An issue was discovered in Xen through 4.12.x allowing x86 PV guest OS users to cause a denial of service via a VCPUOP_initialise hypercall. hypercall_create_continuation() is a variadic function which uses a printf-like format string to interpret its parameters. Error handling for a bad format character was done using BUG(), which crashes Xen. One path, via the VCPUOP_initialise hypercall, has a bad format character. The BUG() can be hit if VCPUOP_initialise executes for a sufficiently long period of time for a continuation to be created. Malicious guests may cause a hypervisor crash, resulting in a Denial of Service (DoS). Xen versions 4.6 and newer are vulnerable. Xen versions 4.5 and earlier are not vulnerable. Only x86 PV guests can exploit the vulnerability. HVM and PVH guests, and guests on ARM systems, cannot exploit the vulnerability.

Published: October 31, 2019; 10:15:10 AM -0400
V3.1: 6.5 MEDIUM
V2.0: 6.3 MEDIUM
CVE-2019-17349

An issue was discovered in Xen through 4.12.x allowing Arm domU attackers to cause a denial of service (infinite loop) involving a LoadExcl or StoreExcl operation.

Published: October 07, 2019; 9:15:11 PM -0400
V3.1: 5.5 MEDIUM
V2.0: 4.9 MEDIUM
CVE-2019-17348

An issue was discovered in Xen through 4.11.x allowing x86 PV guest OS users to cause a denial of service because of an incompatibility between Process Context Identifiers (PCID) and shadow-pagetable switching.

Published: October 07, 2019; 9:15:10 PM -0400
V3.1: 6.5 MEDIUM
V2.0: 4.9 MEDIUM
CVE-2019-17347

An issue was discovered in Xen through 4.11.x allowing x86 PV guest OS users to cause a denial of service or gain privileges because a guest can manipulate its virtualised %cr4 in a way that is incompatible with Linux (and possibly other guest kernels).

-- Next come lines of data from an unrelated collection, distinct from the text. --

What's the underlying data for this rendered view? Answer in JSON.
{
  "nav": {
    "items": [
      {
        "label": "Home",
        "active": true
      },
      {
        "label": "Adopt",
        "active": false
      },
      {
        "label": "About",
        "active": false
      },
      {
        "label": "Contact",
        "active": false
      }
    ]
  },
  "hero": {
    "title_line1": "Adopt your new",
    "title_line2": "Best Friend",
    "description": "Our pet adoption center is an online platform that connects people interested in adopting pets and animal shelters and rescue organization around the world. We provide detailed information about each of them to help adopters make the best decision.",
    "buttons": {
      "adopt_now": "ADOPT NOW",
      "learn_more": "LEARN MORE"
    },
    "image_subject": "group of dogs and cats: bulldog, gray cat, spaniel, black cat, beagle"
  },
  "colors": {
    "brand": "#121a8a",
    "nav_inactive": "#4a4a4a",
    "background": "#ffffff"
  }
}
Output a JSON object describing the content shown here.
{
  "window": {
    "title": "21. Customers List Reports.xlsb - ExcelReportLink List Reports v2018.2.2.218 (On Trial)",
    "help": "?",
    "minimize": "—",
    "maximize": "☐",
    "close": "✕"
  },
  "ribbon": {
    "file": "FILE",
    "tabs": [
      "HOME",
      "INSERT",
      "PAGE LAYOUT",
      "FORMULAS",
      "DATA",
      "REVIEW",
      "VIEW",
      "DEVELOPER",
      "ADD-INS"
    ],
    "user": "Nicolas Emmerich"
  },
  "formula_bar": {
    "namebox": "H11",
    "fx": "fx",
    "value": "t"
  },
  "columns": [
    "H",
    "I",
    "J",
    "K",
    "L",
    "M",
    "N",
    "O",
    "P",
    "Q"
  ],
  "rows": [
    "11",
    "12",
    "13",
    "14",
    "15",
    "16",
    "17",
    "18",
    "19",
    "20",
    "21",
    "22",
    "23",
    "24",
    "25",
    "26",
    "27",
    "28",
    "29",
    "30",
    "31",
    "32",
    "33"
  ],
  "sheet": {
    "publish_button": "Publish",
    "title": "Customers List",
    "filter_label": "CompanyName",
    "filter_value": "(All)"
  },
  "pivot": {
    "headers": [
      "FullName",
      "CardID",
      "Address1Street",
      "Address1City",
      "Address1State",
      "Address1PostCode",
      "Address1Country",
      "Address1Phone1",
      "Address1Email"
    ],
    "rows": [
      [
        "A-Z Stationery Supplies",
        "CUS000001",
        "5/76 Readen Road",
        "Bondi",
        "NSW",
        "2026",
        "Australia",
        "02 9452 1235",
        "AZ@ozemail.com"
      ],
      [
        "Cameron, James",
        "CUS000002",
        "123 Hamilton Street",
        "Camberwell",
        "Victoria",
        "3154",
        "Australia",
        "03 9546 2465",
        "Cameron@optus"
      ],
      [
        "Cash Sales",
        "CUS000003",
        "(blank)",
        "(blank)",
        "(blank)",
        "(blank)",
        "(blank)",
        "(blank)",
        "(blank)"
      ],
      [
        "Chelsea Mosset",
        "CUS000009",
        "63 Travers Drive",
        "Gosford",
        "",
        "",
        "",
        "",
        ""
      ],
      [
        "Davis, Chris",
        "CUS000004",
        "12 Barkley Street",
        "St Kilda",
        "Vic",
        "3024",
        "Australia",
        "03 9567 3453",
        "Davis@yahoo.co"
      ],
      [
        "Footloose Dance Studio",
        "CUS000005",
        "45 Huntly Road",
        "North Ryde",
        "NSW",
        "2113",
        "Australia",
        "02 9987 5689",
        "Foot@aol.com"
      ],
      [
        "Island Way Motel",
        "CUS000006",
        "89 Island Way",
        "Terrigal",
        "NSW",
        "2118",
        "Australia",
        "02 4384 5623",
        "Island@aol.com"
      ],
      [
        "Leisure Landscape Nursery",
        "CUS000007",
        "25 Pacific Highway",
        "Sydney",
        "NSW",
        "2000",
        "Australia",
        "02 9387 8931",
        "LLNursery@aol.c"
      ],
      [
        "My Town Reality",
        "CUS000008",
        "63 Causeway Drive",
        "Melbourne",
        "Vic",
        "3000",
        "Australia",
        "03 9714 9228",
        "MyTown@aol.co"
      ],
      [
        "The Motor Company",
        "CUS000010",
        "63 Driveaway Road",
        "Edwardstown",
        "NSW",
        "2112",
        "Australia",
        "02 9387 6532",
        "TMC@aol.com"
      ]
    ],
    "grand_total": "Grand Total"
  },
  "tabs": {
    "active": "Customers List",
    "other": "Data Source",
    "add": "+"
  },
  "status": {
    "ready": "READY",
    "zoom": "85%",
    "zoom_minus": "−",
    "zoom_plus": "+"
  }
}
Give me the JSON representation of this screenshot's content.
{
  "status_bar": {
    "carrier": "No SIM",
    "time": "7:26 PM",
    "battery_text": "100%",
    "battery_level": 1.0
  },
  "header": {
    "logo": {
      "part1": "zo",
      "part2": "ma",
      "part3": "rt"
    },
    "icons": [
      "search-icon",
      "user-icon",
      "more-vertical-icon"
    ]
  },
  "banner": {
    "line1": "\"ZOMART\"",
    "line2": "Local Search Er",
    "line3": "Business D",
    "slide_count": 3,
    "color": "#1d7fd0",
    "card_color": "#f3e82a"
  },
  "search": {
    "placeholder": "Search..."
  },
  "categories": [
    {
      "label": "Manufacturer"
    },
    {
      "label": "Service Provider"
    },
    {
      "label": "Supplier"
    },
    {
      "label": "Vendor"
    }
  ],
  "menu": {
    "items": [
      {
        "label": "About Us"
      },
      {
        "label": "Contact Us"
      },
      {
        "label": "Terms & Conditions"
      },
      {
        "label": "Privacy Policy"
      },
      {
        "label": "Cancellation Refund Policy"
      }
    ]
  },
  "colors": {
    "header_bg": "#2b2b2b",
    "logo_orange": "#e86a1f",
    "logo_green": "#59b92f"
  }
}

Published: October 07, 2019; 9:15:10 PM -0400
V3.1: 7.8 HIGH
V2.0: 4.6 MEDIUM